Bhutan Post received 9.9 percent and 4.2 percent from the US and Middle East through Western Union and EuroGiro. Bhutan National Bank received 9.89 and 3.93 percent remittances from the US and Middle East through Ria Money Transfer and MoneyGram.

Chain migration and hard currency? 

A Bhutanese living and working in Perth, WA, paid AUD 18,000 directly to the university in tuition fees for  another Bhutanese coming to Australia. The equivalent amount in Ngultrum was deposited in his account. This was a win-win situation except that the AUD remained in Australia.

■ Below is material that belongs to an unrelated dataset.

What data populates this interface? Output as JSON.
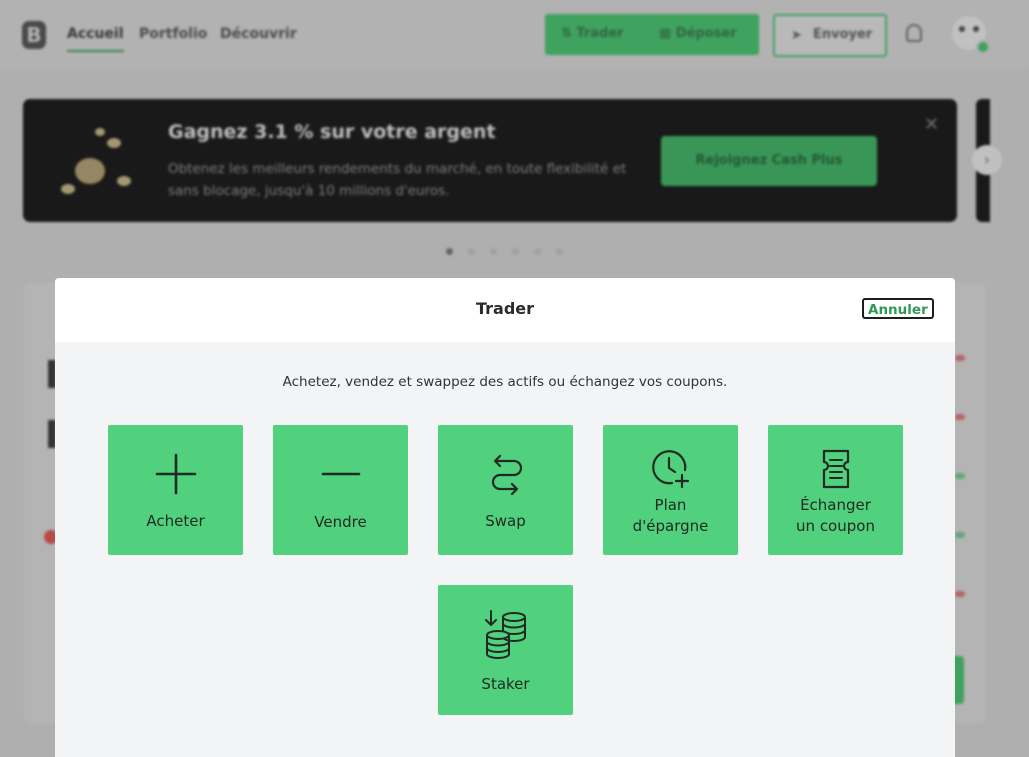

This is the trend as the Australian rush continues. What could be a chain migration, the ability of Bhutanese in Australia  to sponsor family members, relatives, friends and those looking for AUD to pay for insurance and tuition fee, is blocking the AUD from coming home.

Hundreds of Bhutanese, it is said  paid their tuition and visa fees in AUD without having to worry about not getting hard currency.  A good side is the pressure on hard currency reserves is reduced, according to a finance expert working in one of the financial institutions.

Annual Travel Scheme

The RMA’s Annual Travel Scheme (ATS) modality is also being blamed. A businessman familiar with currency trading said that although Bhutanese living abroad can maintain foreign currency account and earn interest in foreign currency, the RMA restrictions discourages people from sending dollars home.

“Even if I have USD 50,000 in my dollar account, I can only avail USD 3,000 in a year with the ATS modality in Bhutan. “We do not have control of our own money,” he said. “Such policy should be removed.”

The central bank recently reviewed the ATS modality whereby residents travelling to third countries are permitted to avail USD 1,000 in cash and USD 2,000 in cards (both international credit and debit cards) per year.

Meanwhile, from Nu 8.06 billion or USD 108.74 million in 2021, inward remittance almost halved with  Nu 4.69B or USD 61.66M coming in 2022. The inward remittance contribution to the country’s total CC inflow stands at 21 percent and 23 percent in 2020 and 2021 respectively, according to RMA.